Exercise goal:
Where a line of the records contains the word "Publisher", show that line.

Source data:
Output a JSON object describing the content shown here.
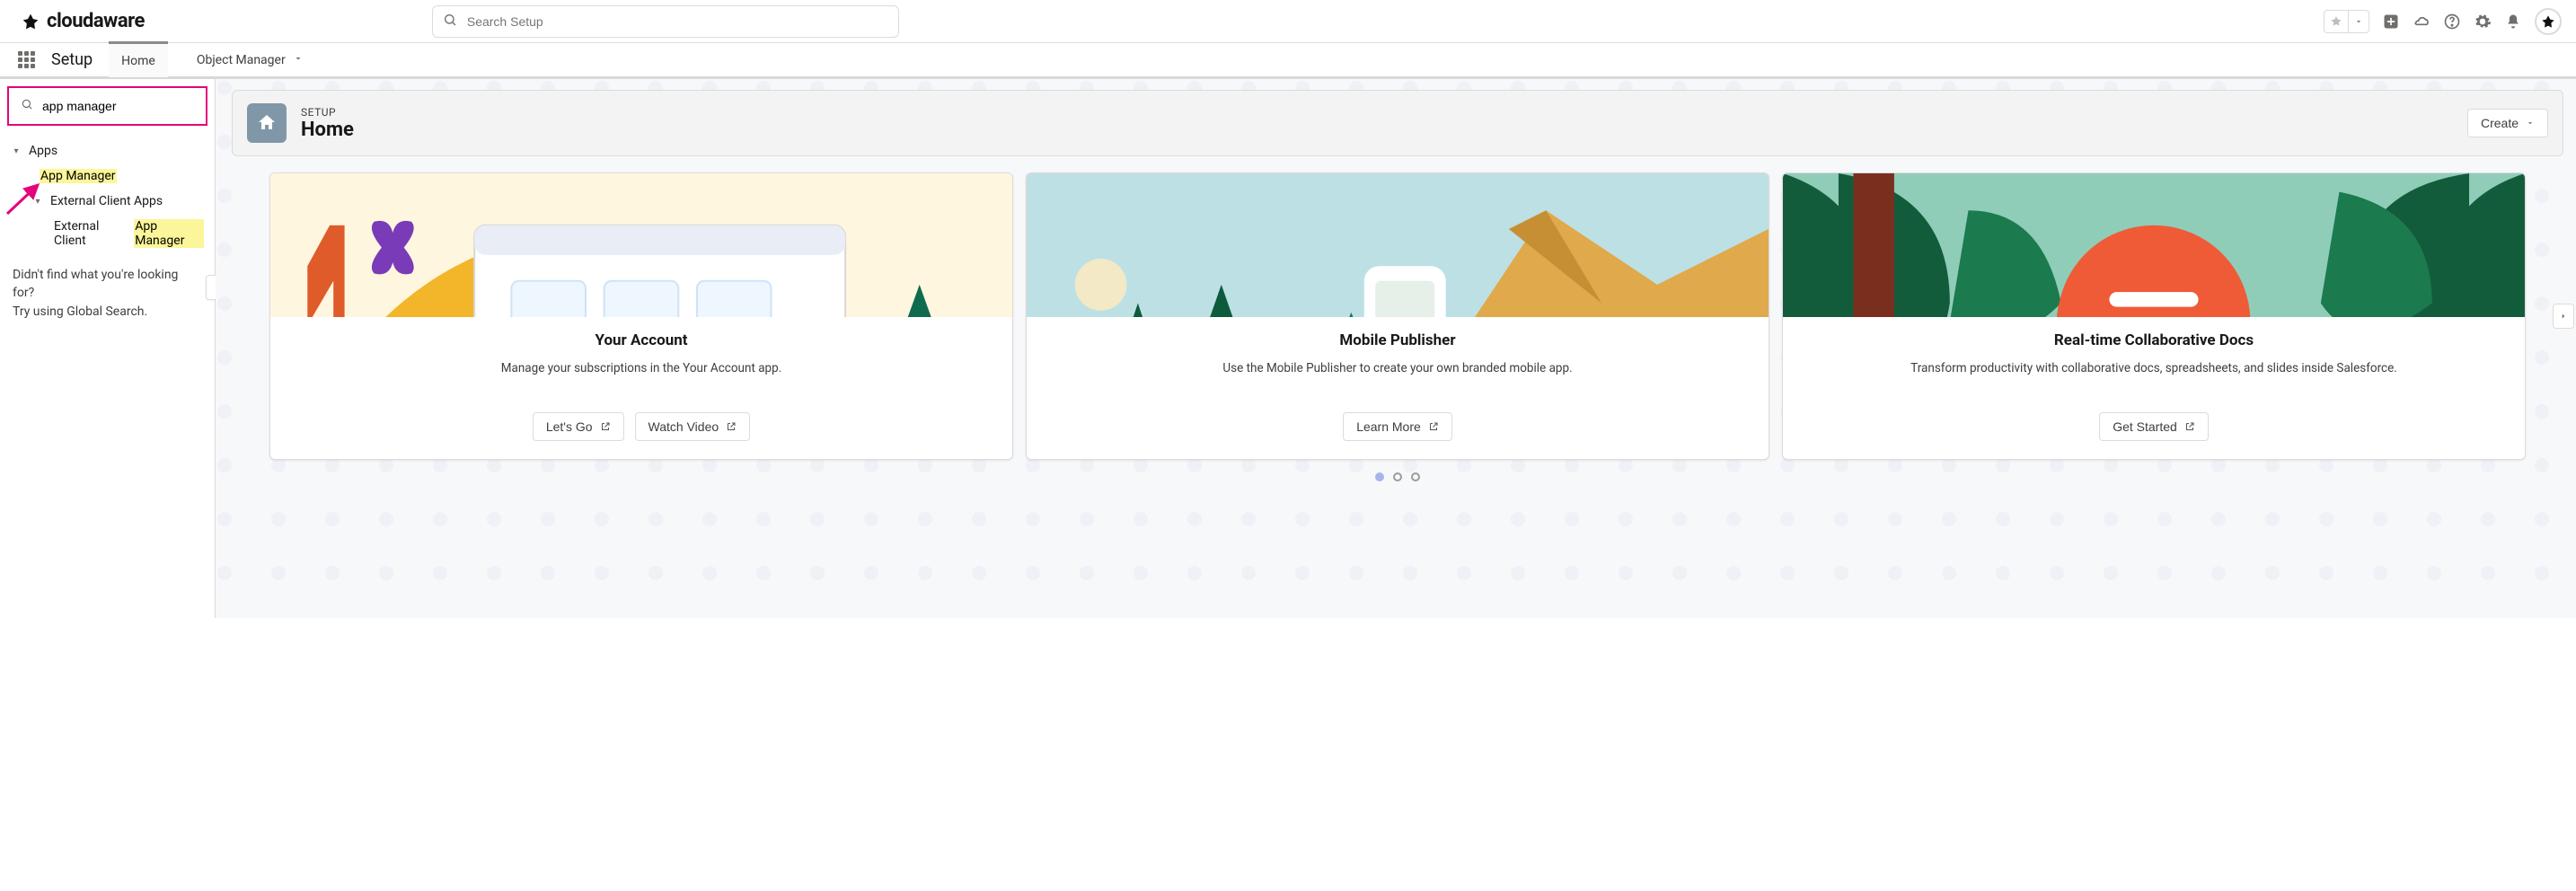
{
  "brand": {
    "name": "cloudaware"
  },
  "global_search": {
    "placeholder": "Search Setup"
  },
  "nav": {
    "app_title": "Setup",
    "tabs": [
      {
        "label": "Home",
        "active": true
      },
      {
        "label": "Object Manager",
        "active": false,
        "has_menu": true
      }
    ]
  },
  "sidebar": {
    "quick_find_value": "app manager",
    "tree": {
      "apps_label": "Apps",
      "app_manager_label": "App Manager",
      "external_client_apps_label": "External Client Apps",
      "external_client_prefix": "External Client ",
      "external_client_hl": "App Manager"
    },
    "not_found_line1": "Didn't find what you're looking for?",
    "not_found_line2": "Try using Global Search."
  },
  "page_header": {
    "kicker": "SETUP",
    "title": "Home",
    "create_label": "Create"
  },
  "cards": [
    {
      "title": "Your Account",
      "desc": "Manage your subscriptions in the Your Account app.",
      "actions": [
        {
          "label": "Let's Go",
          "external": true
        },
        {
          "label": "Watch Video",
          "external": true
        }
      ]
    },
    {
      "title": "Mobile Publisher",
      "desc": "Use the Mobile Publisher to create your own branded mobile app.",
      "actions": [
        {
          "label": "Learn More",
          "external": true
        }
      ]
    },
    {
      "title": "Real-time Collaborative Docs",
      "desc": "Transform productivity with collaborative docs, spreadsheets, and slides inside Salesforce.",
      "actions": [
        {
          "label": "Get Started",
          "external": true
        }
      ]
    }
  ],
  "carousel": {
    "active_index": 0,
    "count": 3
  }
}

Your solution:
      "title": "Mobile Publisher",
      "desc": "Use the Mobile Publisher to create your own branded mobile app.",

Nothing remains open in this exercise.